• PROVIDED INFORMATION:
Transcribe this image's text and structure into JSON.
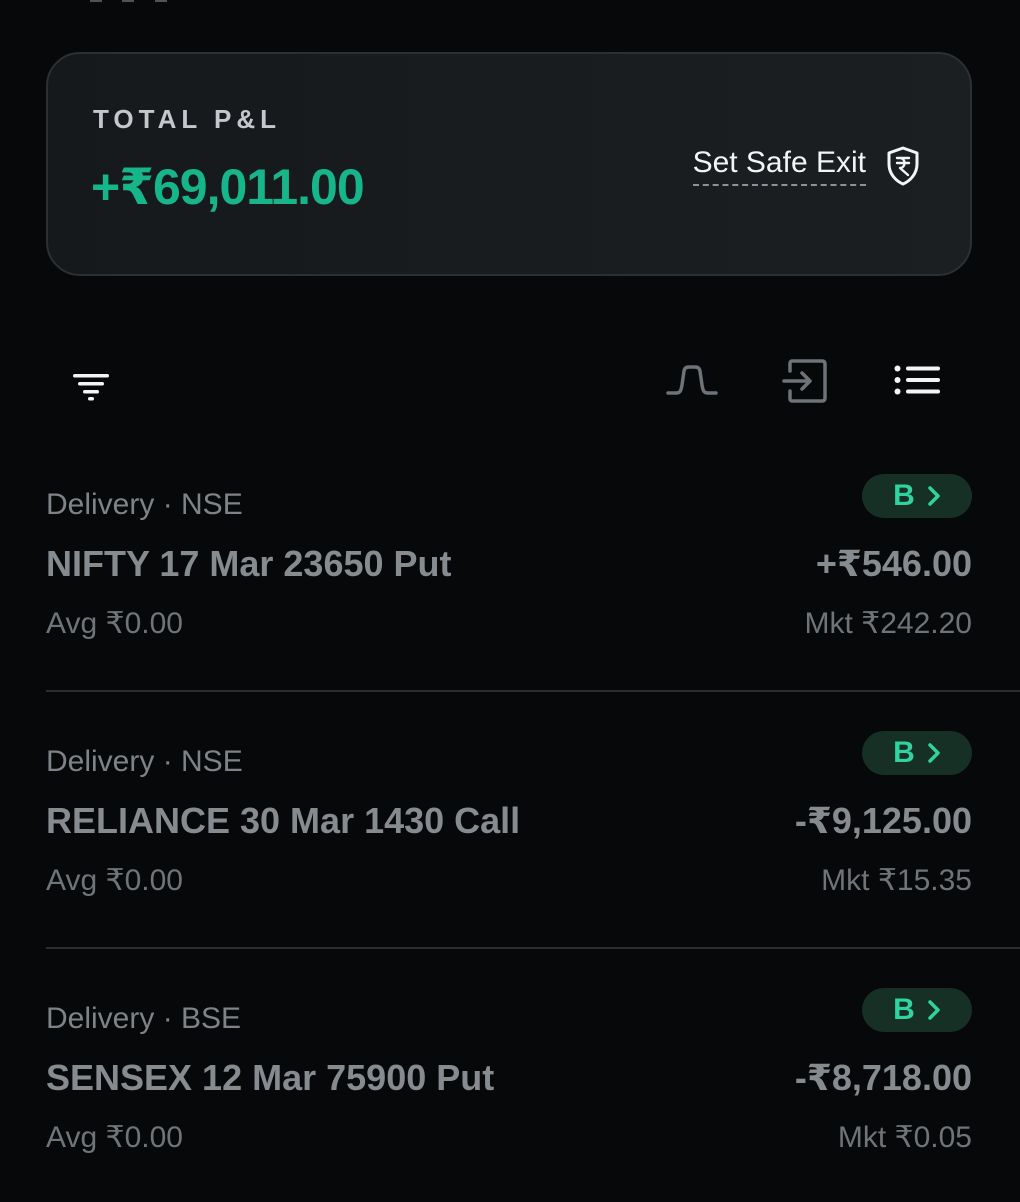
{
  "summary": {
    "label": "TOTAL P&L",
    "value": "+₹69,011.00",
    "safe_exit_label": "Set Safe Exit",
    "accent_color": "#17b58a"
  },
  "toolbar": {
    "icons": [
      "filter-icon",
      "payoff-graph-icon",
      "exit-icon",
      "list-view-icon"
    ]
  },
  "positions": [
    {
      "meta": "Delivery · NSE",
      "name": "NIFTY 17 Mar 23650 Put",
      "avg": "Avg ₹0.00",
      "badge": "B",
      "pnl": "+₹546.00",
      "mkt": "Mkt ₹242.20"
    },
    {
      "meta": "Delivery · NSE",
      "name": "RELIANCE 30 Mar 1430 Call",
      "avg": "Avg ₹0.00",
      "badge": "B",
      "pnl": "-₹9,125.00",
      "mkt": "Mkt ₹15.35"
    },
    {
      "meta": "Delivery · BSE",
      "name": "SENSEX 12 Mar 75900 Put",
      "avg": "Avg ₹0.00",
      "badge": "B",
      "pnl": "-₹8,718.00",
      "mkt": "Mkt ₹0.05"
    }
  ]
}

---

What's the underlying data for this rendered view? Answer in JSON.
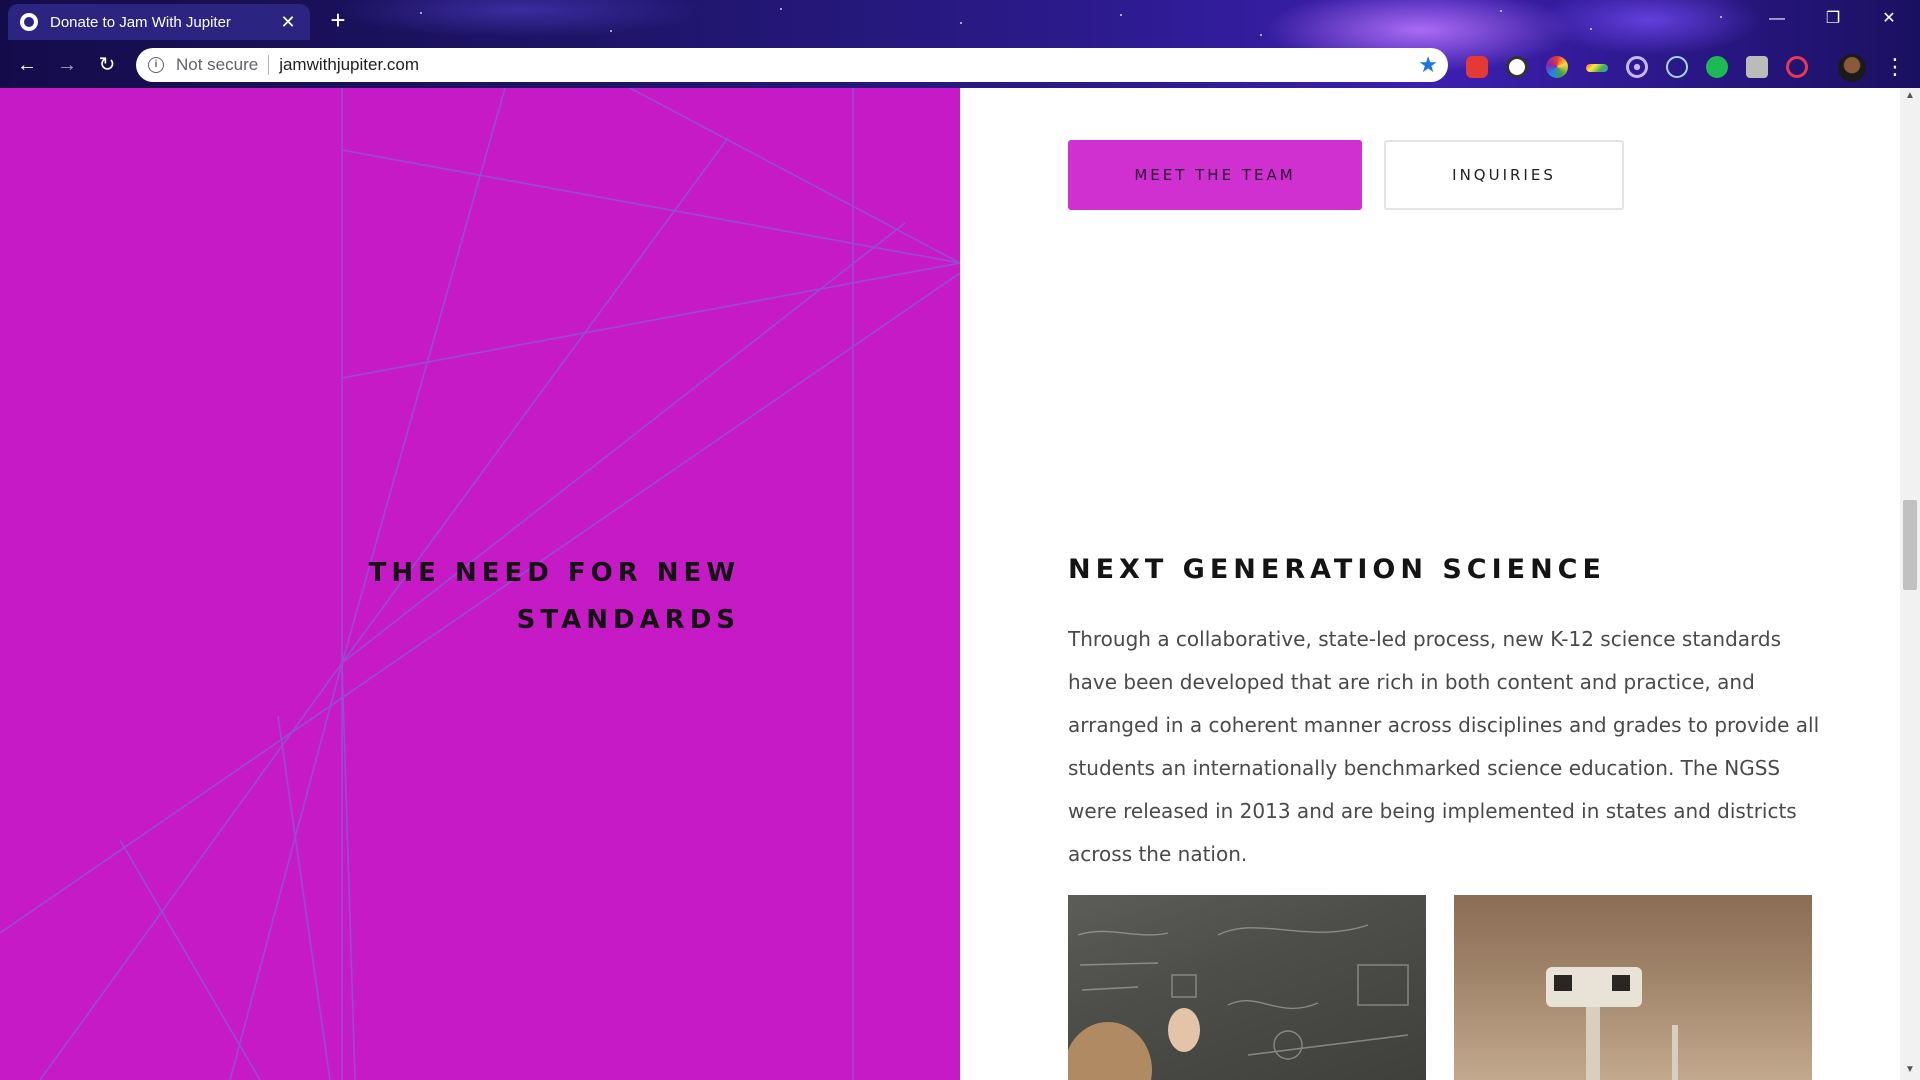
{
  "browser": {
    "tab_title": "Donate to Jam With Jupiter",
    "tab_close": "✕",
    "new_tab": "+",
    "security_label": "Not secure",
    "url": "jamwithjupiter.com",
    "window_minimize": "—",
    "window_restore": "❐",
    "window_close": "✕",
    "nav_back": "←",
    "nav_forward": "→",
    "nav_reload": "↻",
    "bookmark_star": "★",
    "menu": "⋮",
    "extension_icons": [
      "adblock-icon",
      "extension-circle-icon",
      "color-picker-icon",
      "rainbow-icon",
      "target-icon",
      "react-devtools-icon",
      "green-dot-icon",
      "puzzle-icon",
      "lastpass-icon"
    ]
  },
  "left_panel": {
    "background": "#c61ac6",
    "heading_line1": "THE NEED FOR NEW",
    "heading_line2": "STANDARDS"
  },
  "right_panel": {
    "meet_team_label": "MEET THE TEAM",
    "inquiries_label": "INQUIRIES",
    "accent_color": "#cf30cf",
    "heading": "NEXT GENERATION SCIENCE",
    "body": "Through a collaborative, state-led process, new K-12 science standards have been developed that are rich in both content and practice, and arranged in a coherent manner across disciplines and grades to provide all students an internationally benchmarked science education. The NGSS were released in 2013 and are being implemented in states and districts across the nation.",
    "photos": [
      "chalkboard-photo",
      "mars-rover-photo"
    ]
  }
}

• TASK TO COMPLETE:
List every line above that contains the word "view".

• SOLUTION TO THIS TASK:
      "list-view-icon"
What's the underlying data for this rendered view? Answer in JSON.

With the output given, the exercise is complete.